WHAT YOU ARE ASKED TO DO: The answer must consist of every line from the data that holds "project".

[EXERCISE MATERIAL]

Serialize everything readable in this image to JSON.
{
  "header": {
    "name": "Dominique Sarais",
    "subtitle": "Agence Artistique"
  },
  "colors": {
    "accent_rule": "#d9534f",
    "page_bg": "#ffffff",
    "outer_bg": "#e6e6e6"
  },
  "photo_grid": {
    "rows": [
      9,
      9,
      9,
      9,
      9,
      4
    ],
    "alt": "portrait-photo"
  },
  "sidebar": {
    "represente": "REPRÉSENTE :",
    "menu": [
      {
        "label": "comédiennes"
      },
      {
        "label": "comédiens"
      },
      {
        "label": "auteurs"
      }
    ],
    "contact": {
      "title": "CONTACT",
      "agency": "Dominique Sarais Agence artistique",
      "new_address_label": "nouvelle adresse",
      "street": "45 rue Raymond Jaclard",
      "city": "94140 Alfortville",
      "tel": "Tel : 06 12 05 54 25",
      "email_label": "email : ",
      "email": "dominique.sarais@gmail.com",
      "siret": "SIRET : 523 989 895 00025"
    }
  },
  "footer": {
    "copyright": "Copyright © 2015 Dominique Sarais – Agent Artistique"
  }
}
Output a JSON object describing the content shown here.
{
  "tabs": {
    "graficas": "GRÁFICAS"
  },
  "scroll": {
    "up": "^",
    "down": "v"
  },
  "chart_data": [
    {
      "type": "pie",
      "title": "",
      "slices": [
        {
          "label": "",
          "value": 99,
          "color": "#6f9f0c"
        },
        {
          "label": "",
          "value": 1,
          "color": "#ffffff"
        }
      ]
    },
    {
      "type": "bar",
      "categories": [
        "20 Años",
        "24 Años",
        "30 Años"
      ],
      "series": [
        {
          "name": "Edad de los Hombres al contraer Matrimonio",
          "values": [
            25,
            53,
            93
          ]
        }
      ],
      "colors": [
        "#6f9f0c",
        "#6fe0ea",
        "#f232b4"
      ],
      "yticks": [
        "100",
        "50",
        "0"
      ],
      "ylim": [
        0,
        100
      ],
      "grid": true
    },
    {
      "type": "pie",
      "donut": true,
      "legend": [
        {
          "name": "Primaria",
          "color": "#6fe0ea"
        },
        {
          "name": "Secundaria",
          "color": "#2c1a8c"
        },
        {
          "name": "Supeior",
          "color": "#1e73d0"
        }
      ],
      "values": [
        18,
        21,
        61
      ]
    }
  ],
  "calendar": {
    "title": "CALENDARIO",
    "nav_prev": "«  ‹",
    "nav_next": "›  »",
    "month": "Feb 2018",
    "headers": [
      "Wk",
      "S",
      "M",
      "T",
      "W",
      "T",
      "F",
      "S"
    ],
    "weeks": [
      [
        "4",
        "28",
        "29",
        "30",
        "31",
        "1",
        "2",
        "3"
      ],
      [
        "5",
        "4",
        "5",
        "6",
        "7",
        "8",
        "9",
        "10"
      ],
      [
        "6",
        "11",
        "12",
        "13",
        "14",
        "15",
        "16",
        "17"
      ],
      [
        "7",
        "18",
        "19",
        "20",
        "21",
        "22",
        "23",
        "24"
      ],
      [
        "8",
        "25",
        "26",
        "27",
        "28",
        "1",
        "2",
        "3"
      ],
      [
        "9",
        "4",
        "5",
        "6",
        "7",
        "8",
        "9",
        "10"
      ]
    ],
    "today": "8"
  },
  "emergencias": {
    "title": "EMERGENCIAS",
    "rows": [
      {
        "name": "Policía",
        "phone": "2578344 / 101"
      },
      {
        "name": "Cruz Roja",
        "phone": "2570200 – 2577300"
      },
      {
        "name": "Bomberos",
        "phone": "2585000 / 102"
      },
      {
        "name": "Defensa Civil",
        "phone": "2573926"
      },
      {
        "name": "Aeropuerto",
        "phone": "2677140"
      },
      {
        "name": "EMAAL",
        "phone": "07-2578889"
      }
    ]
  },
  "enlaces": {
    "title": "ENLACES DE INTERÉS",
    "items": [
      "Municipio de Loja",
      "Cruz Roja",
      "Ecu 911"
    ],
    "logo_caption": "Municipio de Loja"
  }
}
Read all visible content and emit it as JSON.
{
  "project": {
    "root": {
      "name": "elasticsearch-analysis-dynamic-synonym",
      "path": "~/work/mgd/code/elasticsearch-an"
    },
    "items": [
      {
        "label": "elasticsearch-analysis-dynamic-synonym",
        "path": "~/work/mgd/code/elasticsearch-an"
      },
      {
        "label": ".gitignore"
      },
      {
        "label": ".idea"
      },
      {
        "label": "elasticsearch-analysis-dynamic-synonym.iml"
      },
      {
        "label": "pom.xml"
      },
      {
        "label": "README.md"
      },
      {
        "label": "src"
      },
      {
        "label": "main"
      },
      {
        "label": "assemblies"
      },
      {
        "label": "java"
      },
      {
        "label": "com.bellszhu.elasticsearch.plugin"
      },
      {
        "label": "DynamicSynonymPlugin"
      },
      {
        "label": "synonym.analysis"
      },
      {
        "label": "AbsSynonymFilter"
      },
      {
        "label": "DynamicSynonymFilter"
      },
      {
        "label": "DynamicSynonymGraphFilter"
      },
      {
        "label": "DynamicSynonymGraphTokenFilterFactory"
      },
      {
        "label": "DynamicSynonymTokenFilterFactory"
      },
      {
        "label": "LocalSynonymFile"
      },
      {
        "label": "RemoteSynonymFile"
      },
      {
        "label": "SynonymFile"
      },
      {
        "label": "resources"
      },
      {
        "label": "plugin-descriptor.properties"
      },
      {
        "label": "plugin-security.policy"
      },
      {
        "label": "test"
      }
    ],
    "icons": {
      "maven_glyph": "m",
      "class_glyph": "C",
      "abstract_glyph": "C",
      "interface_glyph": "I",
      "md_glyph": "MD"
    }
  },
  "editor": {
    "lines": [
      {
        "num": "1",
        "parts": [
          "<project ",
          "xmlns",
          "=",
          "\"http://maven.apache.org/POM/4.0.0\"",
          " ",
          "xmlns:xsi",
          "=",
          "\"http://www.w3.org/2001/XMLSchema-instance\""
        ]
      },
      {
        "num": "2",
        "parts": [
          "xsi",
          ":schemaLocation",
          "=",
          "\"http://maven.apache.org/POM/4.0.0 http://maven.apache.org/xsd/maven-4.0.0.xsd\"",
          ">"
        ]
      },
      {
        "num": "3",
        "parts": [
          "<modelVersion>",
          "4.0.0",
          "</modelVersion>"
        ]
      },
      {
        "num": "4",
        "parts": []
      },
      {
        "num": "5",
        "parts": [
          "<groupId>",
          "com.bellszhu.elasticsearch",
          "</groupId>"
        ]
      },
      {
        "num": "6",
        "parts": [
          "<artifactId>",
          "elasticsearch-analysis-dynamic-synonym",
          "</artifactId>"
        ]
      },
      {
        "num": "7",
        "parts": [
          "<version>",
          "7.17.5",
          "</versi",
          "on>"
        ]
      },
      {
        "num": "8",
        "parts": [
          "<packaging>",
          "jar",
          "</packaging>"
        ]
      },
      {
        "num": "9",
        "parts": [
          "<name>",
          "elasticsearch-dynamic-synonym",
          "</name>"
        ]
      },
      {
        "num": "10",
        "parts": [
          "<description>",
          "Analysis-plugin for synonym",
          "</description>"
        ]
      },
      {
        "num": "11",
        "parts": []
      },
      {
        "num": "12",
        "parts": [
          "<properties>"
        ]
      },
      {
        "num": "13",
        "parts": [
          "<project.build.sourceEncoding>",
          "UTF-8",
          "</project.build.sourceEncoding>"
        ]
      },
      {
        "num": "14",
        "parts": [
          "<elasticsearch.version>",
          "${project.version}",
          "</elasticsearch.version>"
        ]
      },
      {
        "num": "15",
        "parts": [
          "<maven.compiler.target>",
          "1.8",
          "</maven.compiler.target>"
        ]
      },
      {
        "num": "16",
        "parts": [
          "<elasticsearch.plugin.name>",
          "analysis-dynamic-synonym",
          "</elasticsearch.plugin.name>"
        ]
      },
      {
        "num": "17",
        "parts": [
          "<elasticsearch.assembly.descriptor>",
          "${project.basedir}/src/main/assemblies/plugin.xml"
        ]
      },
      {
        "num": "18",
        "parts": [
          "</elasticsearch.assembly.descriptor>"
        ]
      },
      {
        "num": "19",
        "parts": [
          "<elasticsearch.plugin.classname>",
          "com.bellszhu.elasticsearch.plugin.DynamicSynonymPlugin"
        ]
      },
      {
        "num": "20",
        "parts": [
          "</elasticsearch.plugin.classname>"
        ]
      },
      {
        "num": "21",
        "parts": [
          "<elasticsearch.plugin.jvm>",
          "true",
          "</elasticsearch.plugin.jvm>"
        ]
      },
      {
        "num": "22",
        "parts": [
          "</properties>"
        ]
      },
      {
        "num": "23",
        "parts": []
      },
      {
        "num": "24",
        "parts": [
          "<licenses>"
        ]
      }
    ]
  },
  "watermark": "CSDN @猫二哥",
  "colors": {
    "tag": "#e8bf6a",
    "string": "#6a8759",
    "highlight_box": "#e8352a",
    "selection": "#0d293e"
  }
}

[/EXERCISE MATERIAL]

YOUR RESPONSE:
  "project": {
          "<project ",
          "<project.build.sourceEncoding>",
          "</project.build.sourceEncoding>"
          "${project.version}",
          "${project.basedir}/src/main/assemblies/plugin.xml"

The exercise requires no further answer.